Abstracts (first author)
Extracellular quenching of bacterial public goods as an ‘evolution-proof’ anti-virulence therapy: a case study with Pseudomonas aeruginosa

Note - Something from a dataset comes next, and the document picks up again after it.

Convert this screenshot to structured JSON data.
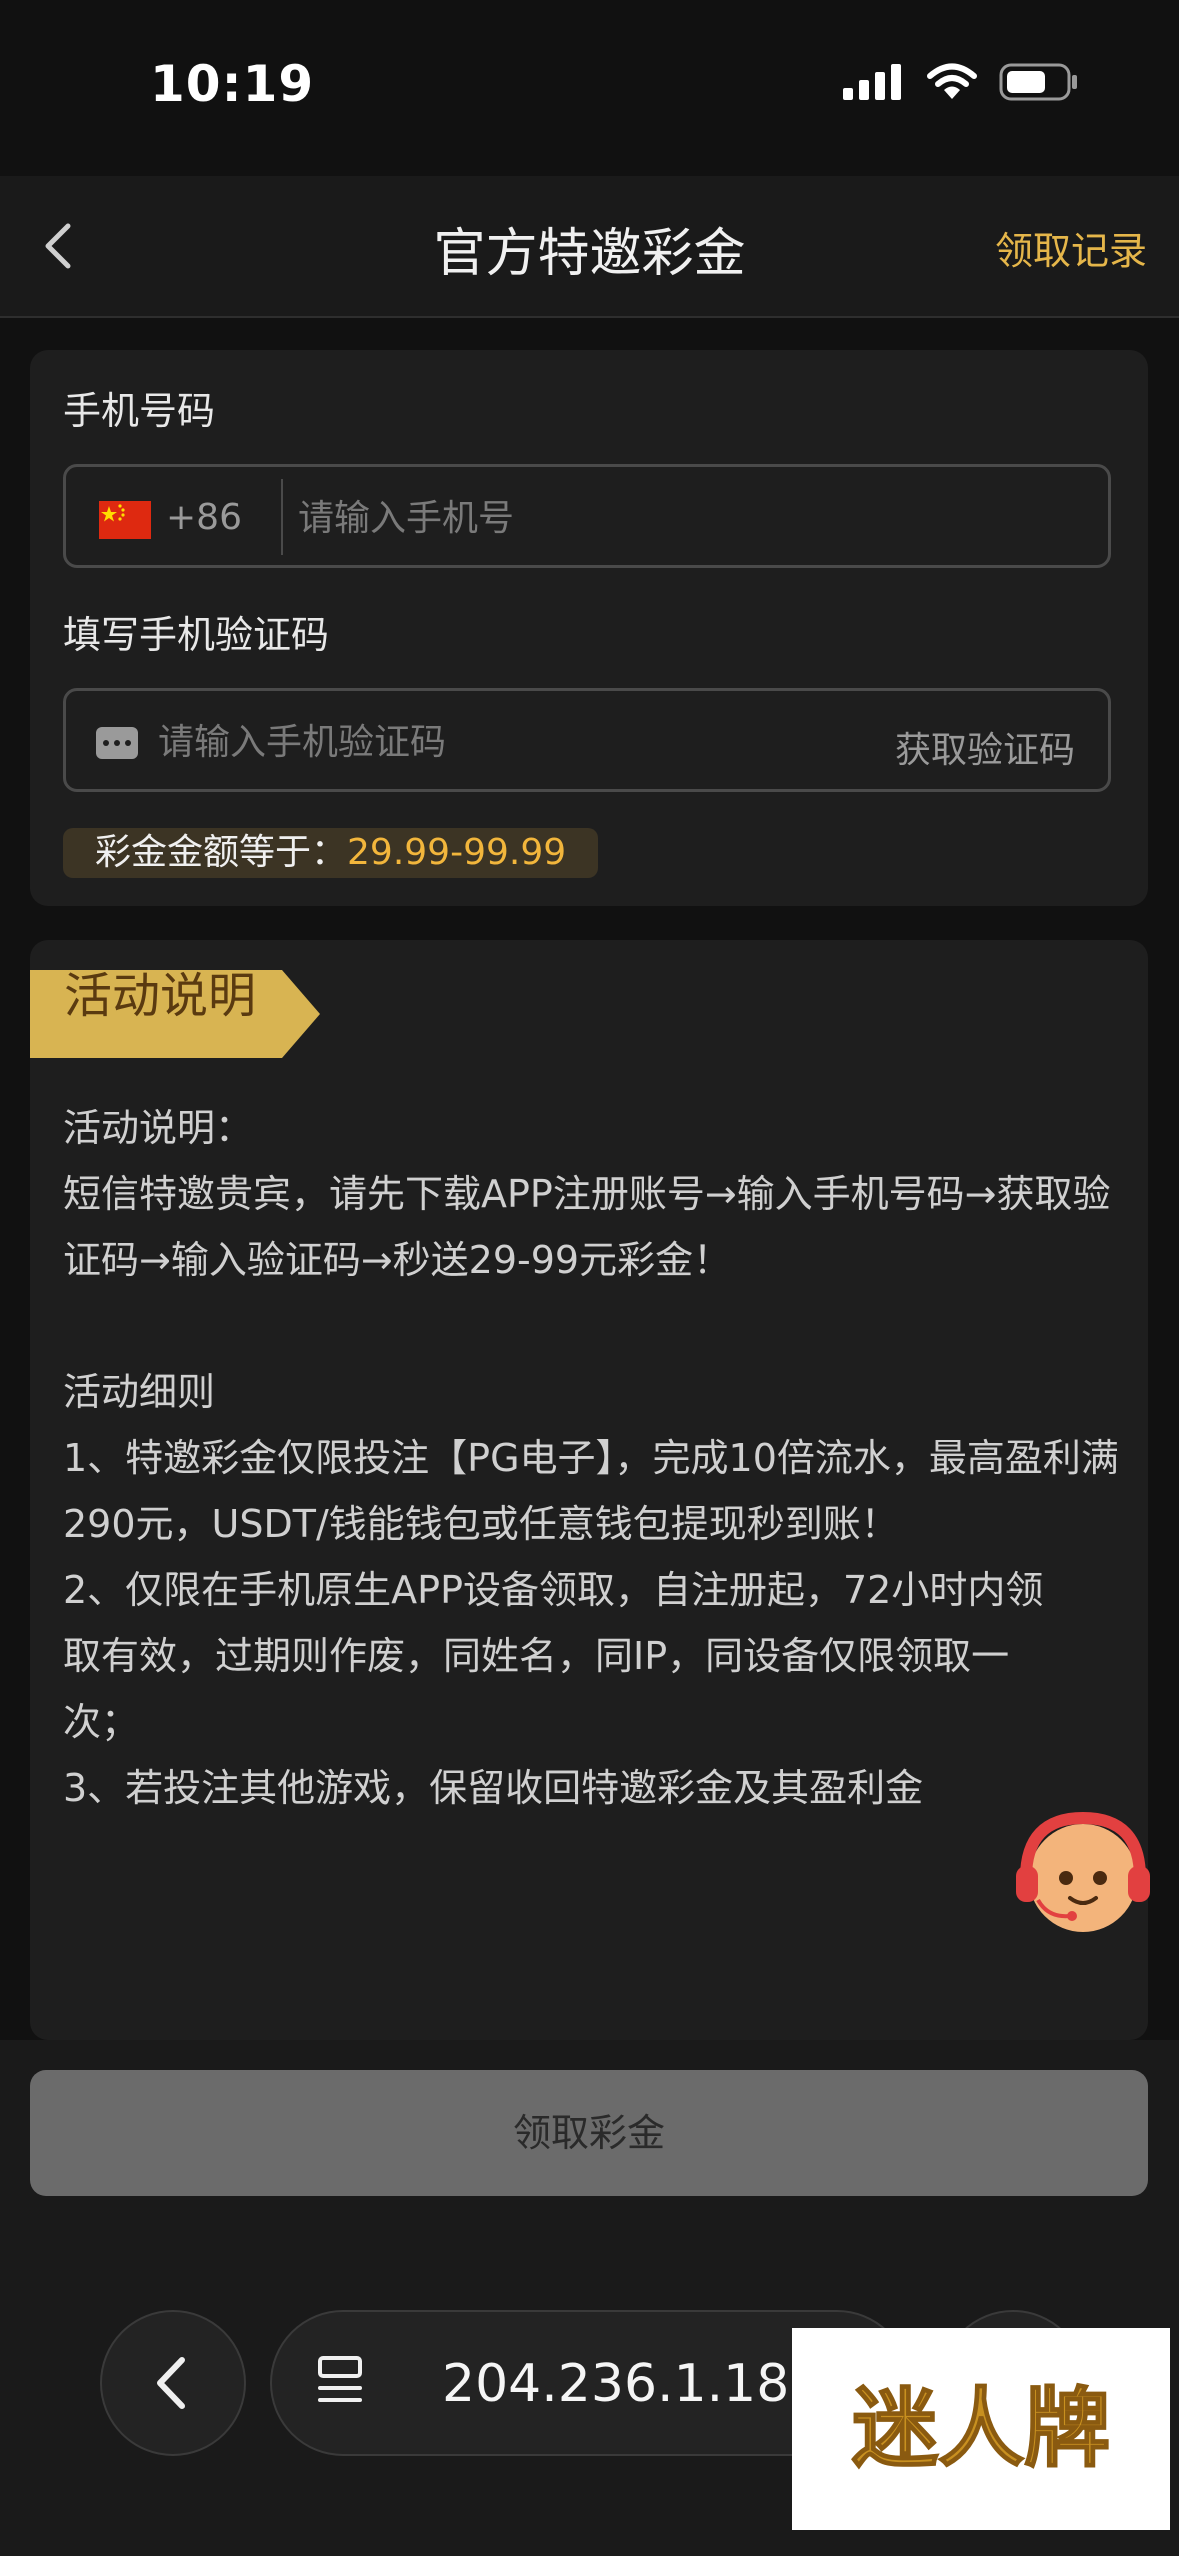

Many bacterial exoproducts yield population-level benefits. Such ‘public goods’ (PG) include key virulence factors, and therapies designed to block their production are attracting increasing attention nowadays. The disruption of cell-to-cell communication (quorum sensing, QS), is considered especially promising because it could block production of multiple exoproducts, yet should prompt weaker selection for resistance than conventional antimicrobials. However, initial enthusiasm for this approach (‘quorum quenching’, QQ) has been tempered by claims that resistance in fact evolves readily, for example by improving pumps to eject QQ compounds from cells. Here, we focus on a different strategy, in which PGs (siderophores) are quenched outside producer cells. We show that adding gallium (Ga) to iron-limited Pseudomonas aeruginosa cultures suppresses growth in a dose-dependent manner by (a) deactivating siderophores and thereby choking the supply of iron, and (b) inducing costly production of further siderophores. In experimental infections of moth larvae (Galleria mellonella), Ga suppressed bacterial growth and extended larval survival. Crucially, moderate levels of Ga reduced virulence below those of infections with siderophore-defective mutant strains, which suggests that Ga also induces siderophore overproduction in vivo, imposing extra metabolic burden on bacteria without generating benefits. We argue that strategies that quenching secreted PGs extracellularly should be more effective than those that inhibit synthesis in the cell, since PG production costs remain or even increase. With Ga-mediated PG-quenching, resistance is particularly unlikely to evolve because (a) extracellular quenching is impervious to typical within-cell resistance traits; (b) avoiding siderophore production is maladaptive (non-producing ‘cheats’ could not spread in our experiments); and (c) evolving siderophores with reduced susceptibility to Ga appears to be biochemically unfeasible.